Almost half of all pregnancies are unplanned; women may not have health preconception health behaviors which may pose risks to the fetus. To help individuals plan their pregnancies, Title X family planning program require health care providers to assess each patient’s reproductive life plan at their visit. I set out to examine how experts define reproductive life planning and then to examine how health care providers use reproductive life planning in their practice and explore the barriers providers face when having this discussion with their patients.
In my dissertation, I define reproductive life planning as a personalized, fluid, and collaborative process that is centered around reproductive and other life goals and health promotion. It includes questions related to pregnancy intention such as do you want children, if so when, and how many. Additionally, these intentions are to be placed in the context of a person’s life goals. I found that most Title X providers are asking their patients about their intentions for children, but many are not discussing their patient’s life circumstances and goals.
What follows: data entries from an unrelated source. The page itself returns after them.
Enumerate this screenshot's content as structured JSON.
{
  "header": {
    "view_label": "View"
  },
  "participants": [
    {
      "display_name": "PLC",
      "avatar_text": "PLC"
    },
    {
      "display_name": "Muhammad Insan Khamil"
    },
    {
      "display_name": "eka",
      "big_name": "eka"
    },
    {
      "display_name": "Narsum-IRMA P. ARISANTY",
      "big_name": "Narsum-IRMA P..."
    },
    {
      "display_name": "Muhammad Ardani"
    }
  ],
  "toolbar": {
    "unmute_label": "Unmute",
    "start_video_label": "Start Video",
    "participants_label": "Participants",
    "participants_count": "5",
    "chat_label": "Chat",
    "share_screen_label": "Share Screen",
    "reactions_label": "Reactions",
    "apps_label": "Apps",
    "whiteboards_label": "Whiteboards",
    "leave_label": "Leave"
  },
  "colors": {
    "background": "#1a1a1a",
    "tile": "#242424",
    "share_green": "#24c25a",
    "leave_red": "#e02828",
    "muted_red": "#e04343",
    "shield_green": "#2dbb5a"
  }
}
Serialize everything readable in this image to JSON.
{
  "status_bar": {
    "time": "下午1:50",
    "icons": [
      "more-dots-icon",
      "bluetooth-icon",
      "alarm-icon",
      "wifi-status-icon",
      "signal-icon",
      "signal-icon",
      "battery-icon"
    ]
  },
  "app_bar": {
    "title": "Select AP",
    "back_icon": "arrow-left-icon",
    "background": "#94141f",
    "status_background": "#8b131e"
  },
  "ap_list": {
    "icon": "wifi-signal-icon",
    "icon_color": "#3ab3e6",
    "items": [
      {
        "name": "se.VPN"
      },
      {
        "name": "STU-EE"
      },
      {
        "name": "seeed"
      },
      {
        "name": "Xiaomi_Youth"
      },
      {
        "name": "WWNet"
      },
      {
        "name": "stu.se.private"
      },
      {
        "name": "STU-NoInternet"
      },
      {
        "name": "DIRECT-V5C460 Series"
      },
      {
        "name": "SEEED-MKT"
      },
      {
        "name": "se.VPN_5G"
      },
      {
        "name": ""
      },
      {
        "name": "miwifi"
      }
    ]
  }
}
I also found that providers face many barriers to having this discussion with their patients because often their patients have not thought about their pregnancy intentions nor do they have the means to control their reproduction.
Overall this study indicates that more training needs to be provided to clinicians to talking to patients about their reproductive life plans and there needs to be increased access to family planning services so individuals can achieve their plans.
Family planning, Health care providers, Preconception health, Pregnancy intention, Reproductive life plan, Title X
xii, 179 pages
Includes bibliographical references (pages 170-179).
Copyright © 2017 Stephanie Westlake Edmonds
Edmonds, Stephanie Westlake. "Examining reproductive life planning practices among Title X clinicians in the Midwest: a mixed-methods study." PhD (Doctor of Philosophy) thesis, University of Iowa, 2017.
Available for download on Saturday, July 13, 2019